> EXERCISE PROMPT
Below are the records; copy each line in which "label" can be found.

Start of GIVEN DATA

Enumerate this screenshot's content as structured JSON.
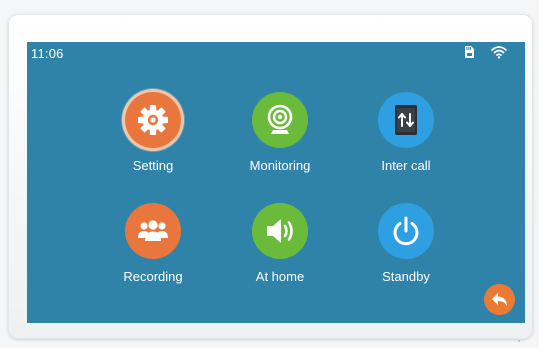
{
  "status_bar": {
    "time": "11:06",
    "icons": [
      "sd-card-icon",
      "wifi-icon"
    ]
  },
  "menu": {
    "items": [
      {
        "label": "Setting",
        "icon": "gear-icon",
        "color": "#e9773d"
      },
      {
        "label": "Monitoring",
        "icon": "camera-icon",
        "color": "#6bbb3b"
      },
      {
        "label": "Inter call",
        "icon": "intercom-icon",
        "color": "#2e9fe0"
      },
      {
        "label": "Recording",
        "icon": "people-icon",
        "color": "#e9773d"
      },
      {
        "label": "At home",
        "icon": "speaker-icon",
        "color": "#6bbb3b"
      },
      {
        "label": "Standby",
        "icon": "power-icon",
        "color": "#2e9fe0"
      }
    ],
    "selected": "Setting"
  },
  "back_button": {
    "icon": "back-arrow-icon",
    "color": "#ea7a34"
  },
  "colors": {
    "screen_background": "#2f83a9",
    "text": "#ffffff"
  }
}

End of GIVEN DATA

> RESPONSE BOX
        "label": "Setting",
        "label": "Monitoring",
        "label": "Inter call",
        "label": "Recording",
        "label": "At home",
        "label": "Standby",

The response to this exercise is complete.